Chip behemoth Intel (INTC - Free Intel Stock Report) reported fairly good news for the March quarter. More specifically, earnings per share came in at $0.53, which although a few cents below the prior-year tally, managed to outdistance our initial $0.50 estimate. Revenues outpaced last year's figure, at just over $12.9 billion, which is particularly impressive, given the somewhat uneven economic recovery. However, the gross margin came in at 64%, which was a tad lower than we had expected.

PC Client Group revenue was down 7% on a sequential basis, at $8.5 billion. (Investors should keep in mind that the December period is Intel's strongest seasonally.) Also, the Other Intel Architecture Group slipped modestly from the December quarter, to $1.1 billion. Particularly noteworthy is that Data Center Group revenue declined approximately 10% from the prior period, to $2.5 billion, and was flat relative to last year. It also should be noted that this segment had been particularly strong in recent quarters, and helped to offset sluggishness in the personal computer market. Thus, the relatively lackluster results in this segment may be something to keep an eye on. On the other hand, the first quarter of 2012 benefited from full-quarter revenue contributions from last year's McAfee and Infineon Wireless Solutions acquisitions.

As a result of the recent news, we have upped our full-year revenue outlook to $56.875 billion, a slight increase from our initial $56.560 billion estimate. Additionally, full-year earnings per share are likely to be $2.45, a nickel increase from our early-April full-page review. We also have increased our June-period revenue and earnings estimates to $13.6 billion and $0.56 a share, respectively. The gross margin, however, will probably decline a bit compared to the March-period level.

Intel stock fell modestly, despite the decent earnings showing. We believe that this might reflect the aforementioned sluggishness in the Data Center Group, coupled with a less-than-sanguine gross margin view for the June period. What's more, although the company outdistanced Wall Street's expectations for the period, we believe that some had anticipated an even stronger showing.

We continue to like the Intel story for the longer term. The company will continue to be the market leader in the personal computer chip sector for years to come. However, this segment is relatively mature, and thus, top-line growth there might well be only moderate. With that in mind, Intel will likely continue to augment its manufacturing processes in order to increase efficiency and reduce costs, and thus give it a leg up on the competition. Its pristine balance sheet is also a plus. What's more, Intel continues to strive to diversify its operations. Last year's acquisitions of McAfee and Infineon's Wireless Solutions business are a step in the right direction, in our view. Furthermore, the company plans to enter the Internet-based TV service market, which is an interesting endeavor to keep an eye on. The stock offers a yield that is solid, particularly compared to its technology peers, and the payout is secure.

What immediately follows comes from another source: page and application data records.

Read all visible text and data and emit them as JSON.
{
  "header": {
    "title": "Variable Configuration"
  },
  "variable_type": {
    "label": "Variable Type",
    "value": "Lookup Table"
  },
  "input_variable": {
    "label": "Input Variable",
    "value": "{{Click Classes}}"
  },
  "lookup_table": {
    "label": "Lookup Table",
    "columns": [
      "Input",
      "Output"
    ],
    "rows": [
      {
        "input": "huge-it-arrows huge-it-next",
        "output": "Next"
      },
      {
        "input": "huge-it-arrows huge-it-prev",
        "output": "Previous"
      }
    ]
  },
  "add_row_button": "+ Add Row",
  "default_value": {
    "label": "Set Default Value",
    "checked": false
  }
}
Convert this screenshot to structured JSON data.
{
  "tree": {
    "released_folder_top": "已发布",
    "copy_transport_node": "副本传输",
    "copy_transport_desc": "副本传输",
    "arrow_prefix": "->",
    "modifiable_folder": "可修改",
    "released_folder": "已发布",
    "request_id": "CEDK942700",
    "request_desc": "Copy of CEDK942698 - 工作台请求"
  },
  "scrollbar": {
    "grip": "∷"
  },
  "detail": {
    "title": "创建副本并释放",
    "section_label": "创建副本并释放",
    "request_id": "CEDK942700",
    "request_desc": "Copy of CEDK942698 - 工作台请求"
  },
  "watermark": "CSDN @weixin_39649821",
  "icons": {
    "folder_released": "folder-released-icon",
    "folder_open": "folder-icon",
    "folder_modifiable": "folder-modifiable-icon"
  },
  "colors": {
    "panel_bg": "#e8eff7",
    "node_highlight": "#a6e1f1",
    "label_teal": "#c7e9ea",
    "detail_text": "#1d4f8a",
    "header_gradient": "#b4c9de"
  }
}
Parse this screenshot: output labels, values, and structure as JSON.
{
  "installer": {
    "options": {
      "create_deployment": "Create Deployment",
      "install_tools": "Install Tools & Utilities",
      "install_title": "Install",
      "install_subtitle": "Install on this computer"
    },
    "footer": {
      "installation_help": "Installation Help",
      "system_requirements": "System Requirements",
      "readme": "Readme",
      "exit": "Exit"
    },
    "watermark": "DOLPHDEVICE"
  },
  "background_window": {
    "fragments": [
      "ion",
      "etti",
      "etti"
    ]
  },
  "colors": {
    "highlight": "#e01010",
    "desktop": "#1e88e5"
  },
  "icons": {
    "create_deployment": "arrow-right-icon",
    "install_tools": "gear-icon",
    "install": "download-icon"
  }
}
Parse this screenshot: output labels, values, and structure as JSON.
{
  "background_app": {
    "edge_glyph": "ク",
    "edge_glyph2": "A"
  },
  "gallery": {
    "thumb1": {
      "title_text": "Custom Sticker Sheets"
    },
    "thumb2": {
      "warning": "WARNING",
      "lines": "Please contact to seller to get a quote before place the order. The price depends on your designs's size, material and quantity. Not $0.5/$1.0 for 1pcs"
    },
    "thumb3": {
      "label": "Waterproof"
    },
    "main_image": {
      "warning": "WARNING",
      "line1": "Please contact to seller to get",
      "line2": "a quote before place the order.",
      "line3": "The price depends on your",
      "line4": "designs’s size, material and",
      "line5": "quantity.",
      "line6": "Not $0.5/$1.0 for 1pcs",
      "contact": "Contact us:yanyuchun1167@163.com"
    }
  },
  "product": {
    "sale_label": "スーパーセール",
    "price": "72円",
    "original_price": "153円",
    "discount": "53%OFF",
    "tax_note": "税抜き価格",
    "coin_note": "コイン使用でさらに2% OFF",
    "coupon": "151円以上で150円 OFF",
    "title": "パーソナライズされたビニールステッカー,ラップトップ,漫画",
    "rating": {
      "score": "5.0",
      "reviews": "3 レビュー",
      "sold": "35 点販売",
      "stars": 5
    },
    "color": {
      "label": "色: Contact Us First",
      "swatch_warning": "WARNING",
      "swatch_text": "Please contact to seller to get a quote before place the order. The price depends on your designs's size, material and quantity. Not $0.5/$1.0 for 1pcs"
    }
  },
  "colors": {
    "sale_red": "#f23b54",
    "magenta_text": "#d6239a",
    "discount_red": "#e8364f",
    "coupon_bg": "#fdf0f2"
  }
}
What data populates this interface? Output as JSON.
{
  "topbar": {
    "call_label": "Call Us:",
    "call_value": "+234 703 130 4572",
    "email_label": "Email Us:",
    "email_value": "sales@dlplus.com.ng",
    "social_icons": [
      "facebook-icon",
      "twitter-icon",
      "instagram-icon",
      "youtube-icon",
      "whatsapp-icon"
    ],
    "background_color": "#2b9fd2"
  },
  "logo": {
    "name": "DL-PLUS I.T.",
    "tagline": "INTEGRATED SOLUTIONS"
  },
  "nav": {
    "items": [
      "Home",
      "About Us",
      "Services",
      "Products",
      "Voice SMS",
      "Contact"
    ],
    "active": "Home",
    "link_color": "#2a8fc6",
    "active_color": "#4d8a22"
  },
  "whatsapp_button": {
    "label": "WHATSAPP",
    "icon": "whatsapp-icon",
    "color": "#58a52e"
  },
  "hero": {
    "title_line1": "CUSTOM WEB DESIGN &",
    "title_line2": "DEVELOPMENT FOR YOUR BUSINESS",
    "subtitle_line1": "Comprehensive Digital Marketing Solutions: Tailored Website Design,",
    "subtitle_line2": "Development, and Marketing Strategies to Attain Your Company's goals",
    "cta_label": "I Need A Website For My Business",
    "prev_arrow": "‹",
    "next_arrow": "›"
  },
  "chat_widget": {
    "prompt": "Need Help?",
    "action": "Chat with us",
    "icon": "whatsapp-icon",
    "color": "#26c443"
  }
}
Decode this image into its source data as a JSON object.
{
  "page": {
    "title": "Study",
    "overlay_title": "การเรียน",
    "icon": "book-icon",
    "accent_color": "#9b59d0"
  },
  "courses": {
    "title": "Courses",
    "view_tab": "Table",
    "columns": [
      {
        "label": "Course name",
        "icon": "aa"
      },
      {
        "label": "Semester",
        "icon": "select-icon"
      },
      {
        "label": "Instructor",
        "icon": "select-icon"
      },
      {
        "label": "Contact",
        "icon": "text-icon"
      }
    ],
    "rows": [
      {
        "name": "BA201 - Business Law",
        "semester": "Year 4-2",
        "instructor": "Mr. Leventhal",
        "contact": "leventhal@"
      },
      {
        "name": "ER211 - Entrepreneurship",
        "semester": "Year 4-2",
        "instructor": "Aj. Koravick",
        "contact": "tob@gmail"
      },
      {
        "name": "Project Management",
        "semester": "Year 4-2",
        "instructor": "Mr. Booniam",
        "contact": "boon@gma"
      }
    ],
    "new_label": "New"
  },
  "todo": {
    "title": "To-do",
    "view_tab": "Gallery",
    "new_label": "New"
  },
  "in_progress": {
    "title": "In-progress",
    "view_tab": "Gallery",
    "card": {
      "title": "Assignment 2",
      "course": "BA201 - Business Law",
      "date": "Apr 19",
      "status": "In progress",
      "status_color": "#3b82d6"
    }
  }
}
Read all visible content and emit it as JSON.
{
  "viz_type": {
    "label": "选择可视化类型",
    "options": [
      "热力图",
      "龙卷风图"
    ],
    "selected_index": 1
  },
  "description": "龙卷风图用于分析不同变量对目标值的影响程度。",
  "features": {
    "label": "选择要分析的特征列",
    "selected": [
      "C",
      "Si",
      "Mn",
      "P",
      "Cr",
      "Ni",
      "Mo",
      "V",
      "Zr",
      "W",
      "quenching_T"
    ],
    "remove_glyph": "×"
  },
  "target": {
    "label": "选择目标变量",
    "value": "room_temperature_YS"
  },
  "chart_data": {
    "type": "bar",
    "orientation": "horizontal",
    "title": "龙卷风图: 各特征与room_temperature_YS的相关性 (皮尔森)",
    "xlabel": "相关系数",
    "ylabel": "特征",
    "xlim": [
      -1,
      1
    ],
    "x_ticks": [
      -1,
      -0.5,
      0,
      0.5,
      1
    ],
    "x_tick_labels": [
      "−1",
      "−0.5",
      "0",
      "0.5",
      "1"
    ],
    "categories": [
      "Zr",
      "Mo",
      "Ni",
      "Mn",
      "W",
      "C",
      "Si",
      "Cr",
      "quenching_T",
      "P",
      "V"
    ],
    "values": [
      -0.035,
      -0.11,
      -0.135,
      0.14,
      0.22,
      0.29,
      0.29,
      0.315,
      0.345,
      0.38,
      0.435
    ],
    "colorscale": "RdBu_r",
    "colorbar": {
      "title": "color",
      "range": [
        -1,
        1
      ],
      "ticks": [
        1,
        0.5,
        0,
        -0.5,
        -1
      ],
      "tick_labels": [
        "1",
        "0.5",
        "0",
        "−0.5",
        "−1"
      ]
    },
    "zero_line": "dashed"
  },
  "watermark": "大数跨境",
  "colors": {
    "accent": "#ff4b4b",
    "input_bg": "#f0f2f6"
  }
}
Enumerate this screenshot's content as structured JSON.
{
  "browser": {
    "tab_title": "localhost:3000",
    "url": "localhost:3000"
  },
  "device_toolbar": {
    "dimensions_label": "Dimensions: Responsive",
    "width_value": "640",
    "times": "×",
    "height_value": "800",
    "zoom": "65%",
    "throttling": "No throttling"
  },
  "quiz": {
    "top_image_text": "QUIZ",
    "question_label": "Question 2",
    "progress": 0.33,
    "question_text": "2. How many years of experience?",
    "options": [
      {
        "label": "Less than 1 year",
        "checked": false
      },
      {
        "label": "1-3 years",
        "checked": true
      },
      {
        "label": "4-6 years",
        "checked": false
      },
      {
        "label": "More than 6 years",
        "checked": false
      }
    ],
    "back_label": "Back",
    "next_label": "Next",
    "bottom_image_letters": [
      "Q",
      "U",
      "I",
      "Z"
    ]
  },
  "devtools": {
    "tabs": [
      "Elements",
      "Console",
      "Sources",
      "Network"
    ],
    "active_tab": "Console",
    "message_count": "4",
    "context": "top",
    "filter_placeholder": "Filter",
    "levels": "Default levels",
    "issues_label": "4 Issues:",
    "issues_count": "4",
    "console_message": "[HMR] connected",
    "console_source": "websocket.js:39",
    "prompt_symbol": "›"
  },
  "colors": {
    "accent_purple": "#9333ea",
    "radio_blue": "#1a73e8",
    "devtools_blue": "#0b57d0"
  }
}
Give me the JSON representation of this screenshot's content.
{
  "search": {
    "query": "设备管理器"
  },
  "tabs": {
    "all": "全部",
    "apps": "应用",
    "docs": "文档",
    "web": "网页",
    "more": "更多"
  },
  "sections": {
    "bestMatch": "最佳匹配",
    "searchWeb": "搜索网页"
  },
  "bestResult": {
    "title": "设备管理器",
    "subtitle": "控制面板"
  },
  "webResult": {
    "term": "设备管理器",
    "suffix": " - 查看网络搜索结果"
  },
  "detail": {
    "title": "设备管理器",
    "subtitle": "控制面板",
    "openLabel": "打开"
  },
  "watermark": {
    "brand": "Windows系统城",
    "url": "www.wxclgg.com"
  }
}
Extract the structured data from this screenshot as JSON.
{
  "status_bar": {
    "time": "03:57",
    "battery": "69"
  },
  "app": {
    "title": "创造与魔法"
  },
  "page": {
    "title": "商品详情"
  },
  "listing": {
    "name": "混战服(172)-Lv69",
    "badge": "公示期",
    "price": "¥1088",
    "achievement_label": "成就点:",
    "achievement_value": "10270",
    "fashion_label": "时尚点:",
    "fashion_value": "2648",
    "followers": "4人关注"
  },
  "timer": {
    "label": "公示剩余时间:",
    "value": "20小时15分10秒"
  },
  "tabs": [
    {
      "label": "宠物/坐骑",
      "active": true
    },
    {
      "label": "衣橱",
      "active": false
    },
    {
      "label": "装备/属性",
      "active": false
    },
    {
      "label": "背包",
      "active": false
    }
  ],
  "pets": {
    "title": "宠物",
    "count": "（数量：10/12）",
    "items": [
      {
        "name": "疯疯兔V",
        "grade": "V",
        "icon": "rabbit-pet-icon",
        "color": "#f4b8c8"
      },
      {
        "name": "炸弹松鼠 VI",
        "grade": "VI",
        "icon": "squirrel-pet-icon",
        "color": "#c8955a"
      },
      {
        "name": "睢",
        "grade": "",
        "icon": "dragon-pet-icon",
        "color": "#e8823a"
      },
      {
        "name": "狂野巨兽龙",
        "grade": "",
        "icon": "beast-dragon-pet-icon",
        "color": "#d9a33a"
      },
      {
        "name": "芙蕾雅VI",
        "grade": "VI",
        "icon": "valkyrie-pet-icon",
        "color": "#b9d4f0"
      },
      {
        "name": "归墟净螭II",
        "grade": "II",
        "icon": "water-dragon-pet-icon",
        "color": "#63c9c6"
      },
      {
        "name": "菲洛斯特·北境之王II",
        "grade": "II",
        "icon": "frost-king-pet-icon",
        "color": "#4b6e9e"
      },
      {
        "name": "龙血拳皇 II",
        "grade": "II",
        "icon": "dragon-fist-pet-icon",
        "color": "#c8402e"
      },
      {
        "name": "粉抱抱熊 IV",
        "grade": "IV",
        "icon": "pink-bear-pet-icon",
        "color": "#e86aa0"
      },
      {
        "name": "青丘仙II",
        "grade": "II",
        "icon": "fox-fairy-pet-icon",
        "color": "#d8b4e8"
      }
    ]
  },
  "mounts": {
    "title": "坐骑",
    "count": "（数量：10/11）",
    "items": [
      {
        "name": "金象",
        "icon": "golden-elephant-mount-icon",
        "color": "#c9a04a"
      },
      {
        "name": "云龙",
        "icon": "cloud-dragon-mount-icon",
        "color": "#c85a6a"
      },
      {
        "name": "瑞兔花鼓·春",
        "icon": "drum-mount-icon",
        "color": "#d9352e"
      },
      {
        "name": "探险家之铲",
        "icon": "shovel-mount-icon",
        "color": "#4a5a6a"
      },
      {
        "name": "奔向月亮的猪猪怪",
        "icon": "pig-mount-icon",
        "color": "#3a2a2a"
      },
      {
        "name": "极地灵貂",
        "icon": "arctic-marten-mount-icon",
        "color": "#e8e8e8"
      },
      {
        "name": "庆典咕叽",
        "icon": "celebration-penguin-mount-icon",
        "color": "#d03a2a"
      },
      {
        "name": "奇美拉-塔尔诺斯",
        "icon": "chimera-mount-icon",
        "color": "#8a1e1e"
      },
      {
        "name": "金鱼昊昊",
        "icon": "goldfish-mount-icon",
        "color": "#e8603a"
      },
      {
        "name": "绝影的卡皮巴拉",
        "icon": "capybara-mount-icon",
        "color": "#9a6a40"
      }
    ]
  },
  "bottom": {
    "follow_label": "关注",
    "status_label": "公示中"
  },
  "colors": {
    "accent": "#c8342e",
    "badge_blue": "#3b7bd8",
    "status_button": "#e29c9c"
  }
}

About The Company:Intel Corporation is a leading manufacturer of integrated circuits. In addition to primarily supplying manufacturers of personal computers, the company serves a multitude of other global markets, including communications, industrial automation, military, and other electronic equipment. Intel’s product line consists of microprocessors, with the Pentium series being the most notable. It also manufactures microcontrollers and memory chips, and the company sells computer modules and boards, and network products.

At the time of this article’s writing, the author did not have positions in any of the companies mentioned.